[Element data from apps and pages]
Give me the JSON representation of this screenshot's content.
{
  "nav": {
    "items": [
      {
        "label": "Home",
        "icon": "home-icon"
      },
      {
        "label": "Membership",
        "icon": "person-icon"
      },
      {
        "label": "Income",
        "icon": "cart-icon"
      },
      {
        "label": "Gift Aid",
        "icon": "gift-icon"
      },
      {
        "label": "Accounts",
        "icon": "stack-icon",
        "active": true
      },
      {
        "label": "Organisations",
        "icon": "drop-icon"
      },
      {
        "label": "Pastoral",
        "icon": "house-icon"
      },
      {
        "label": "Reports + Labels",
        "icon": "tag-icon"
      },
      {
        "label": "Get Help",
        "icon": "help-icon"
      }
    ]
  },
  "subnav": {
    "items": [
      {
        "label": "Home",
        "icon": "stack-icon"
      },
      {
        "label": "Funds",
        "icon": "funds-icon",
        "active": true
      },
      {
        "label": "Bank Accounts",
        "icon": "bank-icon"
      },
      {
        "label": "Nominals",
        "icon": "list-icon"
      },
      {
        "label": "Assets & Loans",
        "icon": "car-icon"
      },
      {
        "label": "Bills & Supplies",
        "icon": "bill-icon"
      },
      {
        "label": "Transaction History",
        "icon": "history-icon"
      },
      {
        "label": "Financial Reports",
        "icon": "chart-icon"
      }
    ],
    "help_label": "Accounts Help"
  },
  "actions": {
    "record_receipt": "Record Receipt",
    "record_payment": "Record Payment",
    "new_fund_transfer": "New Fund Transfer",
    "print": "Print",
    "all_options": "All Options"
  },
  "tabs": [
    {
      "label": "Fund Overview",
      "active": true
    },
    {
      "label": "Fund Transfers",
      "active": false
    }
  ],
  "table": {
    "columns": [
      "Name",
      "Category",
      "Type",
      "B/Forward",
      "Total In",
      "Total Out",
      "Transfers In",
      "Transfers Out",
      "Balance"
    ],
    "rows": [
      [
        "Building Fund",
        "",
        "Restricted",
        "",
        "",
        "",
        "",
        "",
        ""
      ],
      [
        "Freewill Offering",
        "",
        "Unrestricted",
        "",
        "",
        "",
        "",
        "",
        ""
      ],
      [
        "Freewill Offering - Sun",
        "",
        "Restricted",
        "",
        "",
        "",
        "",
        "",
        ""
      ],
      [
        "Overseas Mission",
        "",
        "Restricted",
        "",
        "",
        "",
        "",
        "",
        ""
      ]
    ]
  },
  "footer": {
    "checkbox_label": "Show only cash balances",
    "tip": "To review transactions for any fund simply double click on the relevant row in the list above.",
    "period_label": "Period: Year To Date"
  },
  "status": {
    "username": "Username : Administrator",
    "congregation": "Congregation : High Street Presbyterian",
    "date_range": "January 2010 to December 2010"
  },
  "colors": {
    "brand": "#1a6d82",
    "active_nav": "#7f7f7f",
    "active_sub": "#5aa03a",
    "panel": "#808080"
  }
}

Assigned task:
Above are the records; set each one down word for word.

The answer:
Give me the JSON representation of this screenshot's content.
{
  "nav": {
    "items": [
      {
        "label": "Home",
        "icon": "home-icon"
      },
      {
        "label": "Membership",
        "icon": "person-icon"
      },
      {
        "label": "Income",
        "icon": "cart-icon"
      },
      {
        "label": "Gift Aid",
        "icon": "gift-icon"
      },
      {
        "label": "Accounts",
        "icon": "stack-icon",
        "active": true
      },
      {
        "label": "Organisations",
        "icon": "drop-icon"
      },
      {
        "label": "Pastoral",
        "icon": "house-icon"
      },
      {
        "label": "Reports + Labels",
        "icon": "tag-icon"
      },
      {
        "label": "Get Help",
        "icon": "help-icon"
      }
    ]
  },
  "subnav": {
    "items": [
      {
        "label": "Home",
        "icon": "stack-icon"
      },
      {
        "label": "Funds",
        "icon": "funds-icon",
        "active": true
      },
      {
        "label": "Bank Accounts",
        "icon": "bank-icon"
      },
      {
        "label": "Nominals",
        "icon": "list-icon"
      },
      {
        "label": "Assets & Loans",
        "icon": "car-icon"
      },
      {
        "label": "Bills & Supplies",
        "icon": "bill-icon"
      },
      {
        "label": "Transaction History",
        "icon": "history-icon"
      },
      {
        "label": "Financial Reports",
        "icon": "chart-icon"
      }
    ],
    "help_label": "Accounts Help"
  },
  "actions": {
    "record_receipt": "Record Receipt",
    "record_payment": "Record Payment",
    "new_fund_transfer": "New Fund Transfer",
    "print": "Print",
    "all_options": "All Options"
  },
  "tabs": [
    {
      "label": "Fund Overview",
      "active": true
    },
    {
      "label": "Fund Transfers",
      "active": false
    }
  ],
  "table": {
    "columns": [
      "Name",
      "Category",
      "Type",
      "B/Forward",
      "Total In",
      "Total Out",
      "Transfers In",
      "Transfers Out",
      "Balance"
    ],
    "rows": [
      [
        "Building Fund",
        "",
        "Restricted",
        "",
        "",
        "",
        "",
        "",
        ""
      ],
      [
        "Freewill Offering",
        "",
        "Unrestricted",
        "",
        "",
        "",
        "",
        "",
        ""
      ],
      [
        "Freewill Offering - Sun",
        "",
        "Restricted",
        "",
        "",
        "",
        "",
        "",
        ""
      ],
      [
        "Overseas Mission",
        "",
        "Restricted",
        "",
        "",
        "",
        "",
        "",
        ""
      ]
    ]
  },
  "footer": {
    "checkbox_label": "Show only cash balances",
    "tip": "To review transactions for any fund simply double click on the relevant row in the list above.",
    "period_label": "Period: Year To Date"
  },
  "status": {
    "username": "Username : Administrator",
    "congregation": "Congregation : High Street Presbyterian",
    "date_range": "January 2010 to December 2010"
  },
  "colors": {
    "brand": "#1a6d82",
    "active_nav": "#7f7f7f",
    "active_sub": "#5aa03a",
    "panel": "#808080"
  }
}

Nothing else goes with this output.